Sometimes DoD uses cost and performance measures in deciding how to formulate budgets. In recent years, for example, the department slowed the growth in military compensation to free up funds for training and modernization. Decisions relied in part on benchmarks and analyses that suggest how much military personnel must be paid in order to meet recruiting and retention goals. Similarly, many budgetary decisions about weapons systems are made, at least in part, based on comparisons of costs and quantitative measures of performance.

But often DoD does not allocate resources based on comparison of quantitative performance measures and costs, and the department does not systematically review spending to determine value received for dollars spent. This occurs in part because of measurement problems. Ultimately DoD's mission is to deter wars and, if necessary, fight and win them. Progress toward this broad goal, and many other defense goals, cannot be credibly measured in numerical terms.

But DoD can do better. Specifically, the new Under Secretary can take several steps to improve execution management:

  • Introduce a cost allocation system to facilitate comparisons across organizations

Today DoD manages based on budgets, as it must because that is how Congress makes funds available. But the department often does not collect and then use data on actual spending. Working closely with the comptroller community and other stakeholders, the new under secretary should help DoD collect and compare cost data across its bases, installations, and agencies with a focus on business-type activities such as warehousing and supplying parts, maintaining buildings, carrying out administrative functions, and accomplishing grounds maintenance. Sometimes comparisons will be hard to interpret because of differing missions, but other comparisons will identify opportunities to improve efficiency.

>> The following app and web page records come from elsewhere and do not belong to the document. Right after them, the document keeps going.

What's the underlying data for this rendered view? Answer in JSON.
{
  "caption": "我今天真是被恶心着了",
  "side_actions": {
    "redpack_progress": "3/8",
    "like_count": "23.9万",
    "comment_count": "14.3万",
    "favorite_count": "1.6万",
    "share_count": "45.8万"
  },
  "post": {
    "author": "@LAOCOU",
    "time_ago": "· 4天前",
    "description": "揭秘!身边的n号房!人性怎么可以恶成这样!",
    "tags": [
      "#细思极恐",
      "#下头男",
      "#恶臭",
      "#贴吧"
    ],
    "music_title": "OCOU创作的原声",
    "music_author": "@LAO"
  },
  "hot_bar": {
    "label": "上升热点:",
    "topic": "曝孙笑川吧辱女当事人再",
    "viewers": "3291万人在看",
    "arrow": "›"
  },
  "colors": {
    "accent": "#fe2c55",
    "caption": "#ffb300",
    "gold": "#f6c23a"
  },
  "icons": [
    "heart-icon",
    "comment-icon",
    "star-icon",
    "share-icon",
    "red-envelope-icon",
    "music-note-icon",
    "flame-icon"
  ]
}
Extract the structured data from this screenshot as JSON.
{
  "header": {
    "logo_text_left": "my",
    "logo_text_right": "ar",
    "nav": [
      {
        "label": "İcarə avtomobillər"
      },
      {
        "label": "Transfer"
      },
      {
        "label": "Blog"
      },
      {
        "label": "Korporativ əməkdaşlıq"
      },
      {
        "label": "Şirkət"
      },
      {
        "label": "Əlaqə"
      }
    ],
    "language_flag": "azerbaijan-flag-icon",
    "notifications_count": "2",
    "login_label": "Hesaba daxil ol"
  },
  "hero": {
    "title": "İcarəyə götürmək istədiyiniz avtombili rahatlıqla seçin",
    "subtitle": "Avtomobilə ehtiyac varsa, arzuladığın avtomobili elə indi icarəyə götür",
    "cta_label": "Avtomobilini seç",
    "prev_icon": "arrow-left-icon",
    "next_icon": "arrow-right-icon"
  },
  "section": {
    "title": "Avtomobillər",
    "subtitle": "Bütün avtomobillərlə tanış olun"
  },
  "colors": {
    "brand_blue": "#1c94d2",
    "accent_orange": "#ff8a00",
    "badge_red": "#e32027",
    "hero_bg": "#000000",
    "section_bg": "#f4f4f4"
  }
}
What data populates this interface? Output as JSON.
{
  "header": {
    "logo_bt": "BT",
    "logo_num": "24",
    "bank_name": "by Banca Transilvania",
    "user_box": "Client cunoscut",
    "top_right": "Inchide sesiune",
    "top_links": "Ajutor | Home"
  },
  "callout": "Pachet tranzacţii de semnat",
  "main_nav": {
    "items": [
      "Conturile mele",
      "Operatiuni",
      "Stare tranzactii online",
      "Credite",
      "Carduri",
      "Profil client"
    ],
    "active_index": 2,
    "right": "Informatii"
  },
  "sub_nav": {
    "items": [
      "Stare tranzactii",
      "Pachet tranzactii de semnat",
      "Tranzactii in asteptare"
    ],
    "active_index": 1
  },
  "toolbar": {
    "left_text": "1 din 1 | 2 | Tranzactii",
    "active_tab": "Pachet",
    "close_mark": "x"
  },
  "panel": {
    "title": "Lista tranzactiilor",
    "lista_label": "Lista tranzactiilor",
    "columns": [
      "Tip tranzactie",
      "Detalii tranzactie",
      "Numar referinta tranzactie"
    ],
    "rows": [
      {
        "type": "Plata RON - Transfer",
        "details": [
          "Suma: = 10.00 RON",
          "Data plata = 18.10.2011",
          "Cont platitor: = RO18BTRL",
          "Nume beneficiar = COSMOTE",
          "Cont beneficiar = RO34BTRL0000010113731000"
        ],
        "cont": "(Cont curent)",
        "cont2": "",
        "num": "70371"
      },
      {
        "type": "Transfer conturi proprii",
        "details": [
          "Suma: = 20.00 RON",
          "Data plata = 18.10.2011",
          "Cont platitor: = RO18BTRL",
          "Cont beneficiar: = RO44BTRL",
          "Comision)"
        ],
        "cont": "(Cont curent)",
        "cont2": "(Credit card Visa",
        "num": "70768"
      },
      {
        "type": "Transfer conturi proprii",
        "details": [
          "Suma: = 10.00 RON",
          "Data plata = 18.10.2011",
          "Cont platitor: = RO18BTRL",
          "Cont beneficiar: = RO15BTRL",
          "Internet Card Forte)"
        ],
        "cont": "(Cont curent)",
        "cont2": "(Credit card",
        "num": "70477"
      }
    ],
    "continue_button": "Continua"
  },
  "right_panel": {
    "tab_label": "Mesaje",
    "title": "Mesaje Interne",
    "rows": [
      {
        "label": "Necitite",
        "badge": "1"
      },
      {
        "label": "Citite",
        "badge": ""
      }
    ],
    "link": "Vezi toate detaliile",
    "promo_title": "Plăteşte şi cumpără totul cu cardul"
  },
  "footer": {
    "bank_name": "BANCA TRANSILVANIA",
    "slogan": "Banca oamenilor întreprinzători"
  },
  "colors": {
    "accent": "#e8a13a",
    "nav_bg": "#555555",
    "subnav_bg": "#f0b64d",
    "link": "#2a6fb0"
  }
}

The new under secretary should avoid creating a large new cost-accounting system that will take years and billions of dollars to install. Instead, the office should focus on activities where the information already exists or can be created through allocations of existing cost data. The fidelity of those data should be improved by ongoing audit efforts. The current DoD management office, which will be transferred under the new under secretary's purview, has begun working to design a cost-allocation system.

The new under secretary should also:

  • Begin comparing costs to performance measures across organizations, starting with those business-type activities where cost and performance can be credibly measured.
  • Help DoD increase its knowledge about how performance measures are affected by spending more or less. For example, the department knows a lot about how military personnel react to pay changes but very little about how civilian employees react.

The new under secretary can succeed in improving financial execution only if DoD's most senior leaders support the effort. Congress also needs to help. Congress should start by ending the budgetary turmoil that has gripped the federal government in recent years and siphoned away senior-management time needed to achieve long-term improvements such as better financial execution.

With senior support and a focus by the new under secretary, the "E" in PPBE can gain a stronger and more helpful voice.

The Honorable Robert Hale is currently a Fellow at Booz Allen Hamilton. He served as the DoD comptroller from 2009 to 2014 and as Air Force comptroller from 1994 to 2001.